In this open-label, phase 1/2a nonrandomized controlled trial, 4 children without preexisting AAVrh74 antibodies and a stable corticosteroid dose (≥12 weeks) received a single dose of 2.0 × 1014 vg/kg rAAVrh74.MHCK7.micro-dystrophin infused through a peripheral limb vein.

Minimal mild and moderate adverse events and no serious adverse events were reported.

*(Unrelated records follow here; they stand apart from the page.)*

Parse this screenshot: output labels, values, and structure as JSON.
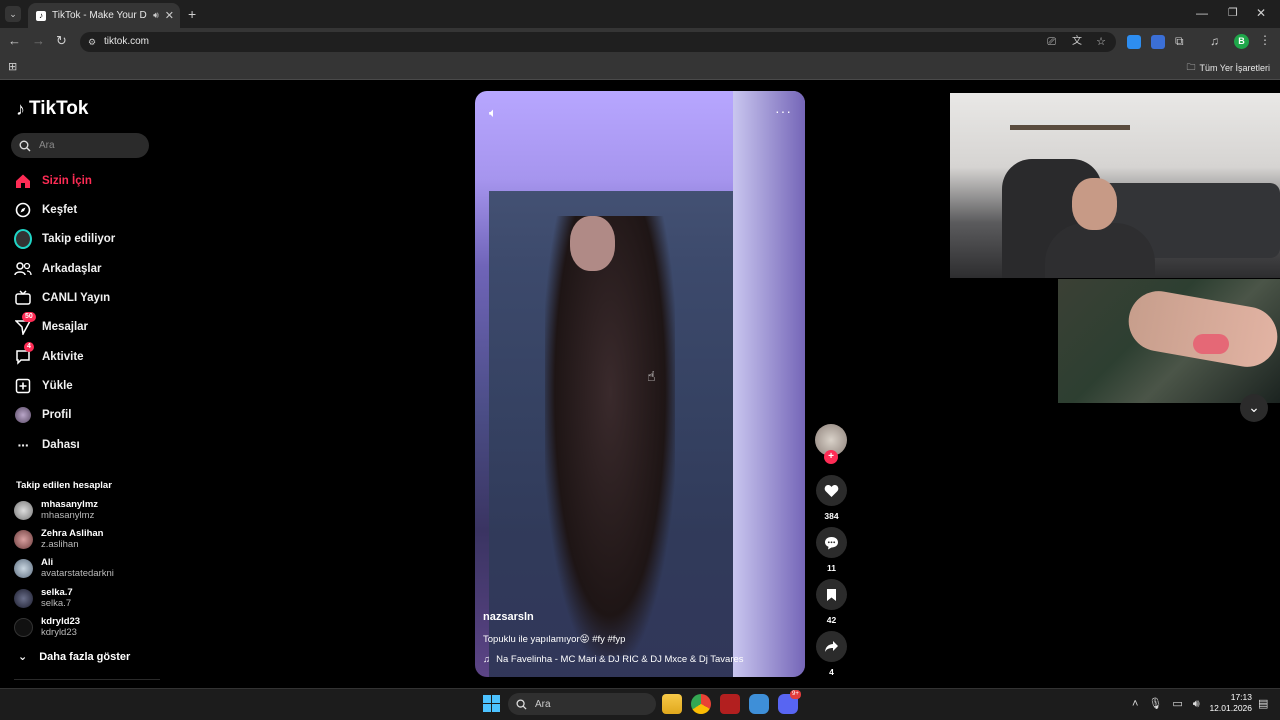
{
  "browser": {
    "tab_title": "TikTok - Make Your Day",
    "url": "tiktok.com",
    "bookmarks_all": "Tüm Yer İşaretleri",
    "profile_initial": "B"
  },
  "sidebar": {
    "logo": "TikTok",
    "search_placeholder": "Ara",
    "nav": [
      {
        "label": "Sizin İçin",
        "icon": "home-icon",
        "active": true
      },
      {
        "label": "Keşfet",
        "icon": "compass-icon"
      },
      {
        "label": "Takip ediliyor",
        "icon": "following-icon"
      },
      {
        "label": "Arkadaşlar",
        "icon": "friends-icon"
      },
      {
        "label": "CANLI Yayın",
        "icon": "live-tv-icon"
      },
      {
        "label": "Mesajlar",
        "icon": "messages-icon",
        "badge": "50"
      },
      {
        "label": "Aktivite",
        "icon": "activity-icon",
        "badge": "4"
      },
      {
        "label": "Yükle",
        "icon": "upload-icon"
      },
      {
        "label": "Profil",
        "icon": "profile-icon"
      },
      {
        "label": "Dahası",
        "icon": "more-dots-icon"
      }
    ],
    "following_title": "Takip edilen hesaplar",
    "accounts": [
      {
        "name": "mhasanylmz",
        "handle": "mhasanylmz"
      },
      {
        "name": "Zehra Aslihan",
        "handle": "z.aslihan"
      },
      {
        "name": "Ali",
        "handle": "avatarstatedarkni"
      },
      {
        "name": "selka.7",
        "handle": "selka.7"
      },
      {
        "name": "kdryld23",
        "handle": "kdryld23"
      }
    ],
    "show_more": "Daha fazla göster"
  },
  "video": {
    "username": "nazsarsln",
    "caption": "Topuklu ile yapılamıyor😝 #fy #fyp",
    "music": "Na Favelinha - MC Mari & DJ RIC & DJ Mxce & Dj Tavares"
  },
  "actions": {
    "likes": "384",
    "comments": "11",
    "saves": "42",
    "shares": "4"
  },
  "taskbar": {
    "search_placeholder": "Ara",
    "time": "17:13",
    "date": "12.01.2026",
    "discord_badge": "9+"
  },
  "colors": {
    "accent": "#fe2c55",
    "background": "#000000"
  }
}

“We are encouraged by the successful and safe systemic delivery of our micro-dystrophin transgene from our AAVrh74 viral capsid and targeted muscle expression results, demonstrating the safety and efficacy of SRP-9001 gene transfer maintained over one year in this cohort of participants living with Duchenne muscular dystrophy,” said Louise Rodino-Klapac, PhD, senior vice president of gene therapy, Sarepta Therapeutics, in a press release. “Following the 9-month update we shared last year, the peer-reviewed publication of these results in JAMA Neurology further supports the potential for SRP-9001 to provide clinically meaningful functional improvements in terms of speed and magnitude of improvement for patients with DMD.  Study 102, our randomized, double-blind, placebo-controlled study of SRP-9001, is ongoing and we look forward to sharing the results in early 2021 as we work toward our ultimate goal of profoundly improving the lives of as many patients living with DMD as possible.”


Mendell JR, Sahenk Z, Lehman K, et al. Assessment of systemic delivery of rAAVrh74.MHCK7.micro-dystrophin in children with Duchenne muscular dystrophyA nonrandomized controlled trialJAMA Neurol. Published online June 15, 2020. doi:10.1001/jamaneurol.2020.1484